**WHAT YOU NEED TO DO:**
The records below are to be retyped in full, without any alteration.

#### STUDY MATERIAL

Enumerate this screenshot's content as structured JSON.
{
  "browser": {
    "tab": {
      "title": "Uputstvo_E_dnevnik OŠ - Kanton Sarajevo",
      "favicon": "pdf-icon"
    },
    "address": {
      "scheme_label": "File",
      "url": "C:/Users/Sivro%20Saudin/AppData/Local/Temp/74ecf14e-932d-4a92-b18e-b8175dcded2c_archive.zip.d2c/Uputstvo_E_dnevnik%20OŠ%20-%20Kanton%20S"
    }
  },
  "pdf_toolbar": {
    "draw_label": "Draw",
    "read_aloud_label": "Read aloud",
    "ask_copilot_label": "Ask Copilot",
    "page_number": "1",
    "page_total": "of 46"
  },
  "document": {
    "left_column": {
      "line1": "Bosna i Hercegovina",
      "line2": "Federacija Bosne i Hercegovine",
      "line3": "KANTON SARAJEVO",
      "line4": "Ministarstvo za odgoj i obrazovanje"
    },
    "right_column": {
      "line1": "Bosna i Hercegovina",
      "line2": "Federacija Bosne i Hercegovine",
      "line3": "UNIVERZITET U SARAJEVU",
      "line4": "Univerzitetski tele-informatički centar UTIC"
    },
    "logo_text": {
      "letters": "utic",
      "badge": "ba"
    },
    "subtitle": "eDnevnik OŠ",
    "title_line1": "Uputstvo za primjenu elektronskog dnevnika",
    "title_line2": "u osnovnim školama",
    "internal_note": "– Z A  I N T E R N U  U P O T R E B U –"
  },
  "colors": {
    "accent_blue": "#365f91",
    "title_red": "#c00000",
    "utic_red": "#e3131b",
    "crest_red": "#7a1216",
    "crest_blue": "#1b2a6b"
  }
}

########

**WRITTEN ANSWER:**
Enumerate this screenshot's content as structured JSON.
{
  "browser": {
    "tab": {
      "title": "Uputstvo_E_dnevnik OŠ - Kanton Sarajevo",
      "favicon": "pdf-icon"
    },
    "address": {
      "scheme_label": "File",
      "url": "C:/Users/Sivro%20Saudin/AppData/Local/Temp/74ecf14e-932d-4a92-b18e-b8175dcded2c_archive.zip.d2c/Uputstvo_E_dnevnik%20OŠ%20-%20Kanton%20S"
    }
  },
  "pdf_toolbar": {
    "draw_label": "Draw",
    "read_aloud_label": "Read aloud",
    "ask_copilot_label": "Ask Copilot",
    "page_number": "1",
    "page_total": "of 46"
  },
  "document": {
    "left_column": {
      "line1": "Bosna i Hercegovina",
      "line2": "Federacija Bosne i Hercegovine",
      "line3": "KANTON SARAJEVO",
      "line4": "Ministarstvo za odgoj i obrazovanje"
    },
    "right_column": {
      "line1": "Bosna i Hercegovina",
      "line2": "Federacija Bosne i Hercegovine",
      "line3": "UNIVERZITET U SARAJEVU",
      "line4": "Univerzitetski tele-informatički centar UTIC"
    },
    "logo_text": {
      "letters": "utic",
      "badge": "ba"
    },
    "subtitle": "eDnevnik OŠ",
    "title_line1": "Uputstvo za primjenu elektronskog dnevnika",
    "title_line2": "u osnovnim školama",
    "internal_note": "– Z A  I N T E R N U  U P O T R E B U –"
  },
  "colors": {
    "accent_blue": "#365f91",
    "title_red": "#c00000",
    "utic_red": "#e3131b",
    "crest_red": "#7a1216",
    "crest_blue": "#1b2a6b"
  }
}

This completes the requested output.